  7. Haven't been on for a while so missed most of this. I was going to say that the back looked vaguely French but the front didn't belong to the fiddle. Nothing about it matched the look of the back. Now that I know the whole thing was made from different designs from different countries and the ffs are your own, that explains all :-) PS You had me fooled about the age after a first quick scan of the pics. I thought it was a bit older than it is.
  8. I don't know what that means, but Amarone is my favourite wine, nothing comes close :-) 2001 a great year!
  9. Been busy so just throwing in a late comment. C & J book is the best IMO, I have all the others somewhere and rarely (if ever) look at them. I don't use the C & J book much any more, but if I forget something that's the first place I go. I second the opinion of the poster that said get the Peter Prier vids if you can afford them. I assume you can't as you were struggling over whether to buy the C & J book. But the vids will reveal an enormous amount to a newcomer, even though there is a lot of tedious and repetitive stuff in them. If you ever come into a few shekels try to get them as early in your new career as possible. Also, for some free reading that will waste enormous amounts of your time but be highly entertaining, go to The Internet Archive and search for violin or violin making under the texts section. There are a large number of out of copyright Victorian and later books that will tell you a lot about how we have arrived at our current opinions about violins and violin making. And this all from the guys who were around when all our current beliefs and predjudices were being set in stone. It's amusing to see now famous names sniping at each other. But it's also highly instructive to read the experiments that were done to prove or disprove things we still argue about, and all the contraptions they came up with to do so.
  10. Yep, mine folow a similar pattern. Big change after two days, another big change after two weeks, then a milder change at about 3 months and again at 18 months. After that they don't seem to change much in sound. If I replace the soundpost or bridge they seem to go through the first two stages again and then just hop back to the final settled sound. I wonder how much of that is just getting used to the sound? I use oil over mineral ground. After a couple of years the varnish visually seems to have dried all the way through and looks like old violin varnish rather than some shiny-ish semi-matt stuff. But this doesn't seem to have any noticeable effect on the sound.

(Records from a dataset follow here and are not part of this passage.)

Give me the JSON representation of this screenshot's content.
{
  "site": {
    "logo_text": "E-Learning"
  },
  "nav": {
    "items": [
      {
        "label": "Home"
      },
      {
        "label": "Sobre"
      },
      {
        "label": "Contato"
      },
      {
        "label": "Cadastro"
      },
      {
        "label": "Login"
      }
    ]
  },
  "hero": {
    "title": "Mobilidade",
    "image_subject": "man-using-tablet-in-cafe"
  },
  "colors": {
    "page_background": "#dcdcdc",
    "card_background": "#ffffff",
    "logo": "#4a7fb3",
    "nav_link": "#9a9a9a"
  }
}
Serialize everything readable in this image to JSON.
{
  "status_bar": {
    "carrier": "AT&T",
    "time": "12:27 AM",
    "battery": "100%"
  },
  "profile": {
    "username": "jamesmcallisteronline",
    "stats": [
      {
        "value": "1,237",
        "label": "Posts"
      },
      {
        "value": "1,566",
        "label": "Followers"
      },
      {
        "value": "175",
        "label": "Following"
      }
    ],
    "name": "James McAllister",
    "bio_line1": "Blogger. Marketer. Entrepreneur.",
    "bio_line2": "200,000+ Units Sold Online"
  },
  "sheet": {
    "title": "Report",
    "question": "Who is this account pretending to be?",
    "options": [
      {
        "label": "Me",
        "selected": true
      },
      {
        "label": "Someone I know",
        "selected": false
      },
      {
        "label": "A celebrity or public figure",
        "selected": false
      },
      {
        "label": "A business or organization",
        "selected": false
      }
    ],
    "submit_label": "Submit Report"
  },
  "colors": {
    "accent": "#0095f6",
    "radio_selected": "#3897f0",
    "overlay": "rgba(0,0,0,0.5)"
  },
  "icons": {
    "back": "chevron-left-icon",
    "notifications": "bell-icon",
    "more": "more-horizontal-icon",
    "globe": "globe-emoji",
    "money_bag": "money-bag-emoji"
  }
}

  11. As an aside to Fellow's earlier question, this month's Strad mag has the "usual" generic workflow for identifying violins. At least, the one that is most published.
  12. Thanks folks. Not sure about Mr. Burkard's though, his business might go down the pan. Or perhaps it's a Chinese layout, suitable for producing a lot of cr*p Don, I like the area for practising mediaeval torture on primates.
  13. I seem to remember a thread a year or so ago about designs for workshops. Tried a search but couldn't find it. Does anybody remember the thread (maybe the person that started it)? I'm thinking of building a bigger place but don't want to re-start a topic if it's already been covered in another thread. Many thanks.
  14. Nice, gave me a laugh. I think that answers the other thread about ebay violins :-)
  15. I said "I have to be dead first" and you said Ouch! Take that knife out of my back